I became so sick from the chemo and ended up in the hospital twice, for a week each time, due to infections. I became severely anemic which resulted in several blood transfusions and I began looking forward to the healthy blood I was receiving because it gave me bursts of energy. I did not feel human and felt just plain out-right ugly and weak. It became hard to continue. My mind was not strong and I felt like I was trying to think through molasses. I knew when my chemo was over, I had to tackle radiation; another big hurdle to overcome; it all became too much. I was surprised to find that radiation tired me out more than chemo and also the sheer number of drugs that were prescribed for me. I needed help managing my medications. Chemo made me sick but the radiation was exhausting.
5. What would your advice be to anyone who’s just received a cancer diagnosis?
I enrolled a mental heath doctor as part of my team of doctors and found I really needed her the most. I remember her explaining to me to do whatever it takes to get myself through that moment and not look past it. I remember, many times, rolling side to side on the floor over my husbands feet and crying from the pain and the situation. I’m not sure why it felt good but it did. Over time, I understood that I could get through this and once I hit radiation I was able to see the light at the end of the tunnel. My attitude changed and I saw my cancer as a bump in the road of my life, not my death. I felt empowered to move on. I also shared my story on Facebook and found so many other people who went through what I was going through. I looked forward to hearing the encouragement from others and noticed that many people were looking forward to my posts, as well. Wow, what an eye opener!

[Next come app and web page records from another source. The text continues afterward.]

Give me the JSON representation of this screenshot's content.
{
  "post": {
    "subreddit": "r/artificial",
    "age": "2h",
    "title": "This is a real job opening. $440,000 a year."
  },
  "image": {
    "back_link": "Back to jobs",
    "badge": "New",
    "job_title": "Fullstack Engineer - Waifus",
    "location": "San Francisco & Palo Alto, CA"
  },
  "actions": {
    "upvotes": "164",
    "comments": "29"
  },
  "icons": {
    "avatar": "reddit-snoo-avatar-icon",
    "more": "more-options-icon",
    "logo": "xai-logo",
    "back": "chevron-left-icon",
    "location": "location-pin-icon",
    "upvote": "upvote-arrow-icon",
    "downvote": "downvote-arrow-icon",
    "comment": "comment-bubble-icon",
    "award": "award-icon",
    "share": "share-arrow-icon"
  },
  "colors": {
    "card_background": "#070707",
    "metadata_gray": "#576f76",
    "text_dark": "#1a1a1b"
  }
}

6. How long have you been cancer free?
We moved from CA to Northern AZ a few months ago and I noticed a new lump on my right breast. It was hard to find an oncologist who was accepting new patients. After begging a doctor to get me in for a mammogram and ultrasound the doctor found something was not right. Yes, another biopsy. I tried to take it day by day and had a lot going on with building our home, sending my daughter off to college and having my husband retire as well as this huge move. I found out the results of my test a couple of days ago…………. NO CANCER, only scar tissue. I have been cancer free for 10 months now.
7. What lessons did you learn from the experience?
I made it so far. I am cancer free with the help of God, my entire team of doctors, my family, close friends and a changing of attitude which views this as a lost year instead of the end. I survived cancer. I realized I can not control my next breath or heart beat but I have tremendous faith in God and it is only by His hands that I am living today. I am enjoying watching my house being built and love having my husband home. I know that my daughter is thriving at college and is having fun on her own. I am living to see my life unfold, as I imagined it.
8. If you could send one message to all the Good Enough Mothers out there – what would it be?
Cancer is not racist. It does not look for a good time to attack and most important, it does not have to become your death sentence. With God and the support of others, you can overcome and live out your life. Get yourself checked and become your own health advocate. Remember, like my husband always says, How do you eat an elephant? One bite at a time…
I’m Sharolyn; a 52 year old mom, wife, sister and friend. I grew up in Sacramento attending high school and college there. My husband and I were married 29 years ago and we worked hard and played harder for 11 years before our daughter was born. Prior to her birth, I worked as a Buyer for I Magnin and Macy’s and then “retired” to raise her. I was a stay-at-home mom and enjoyed living off my husband! During my pregnancy, I was diagnosed with Myotonic Dystrophy, a form of Muscular Dystrophy which has made life a bit more challenging.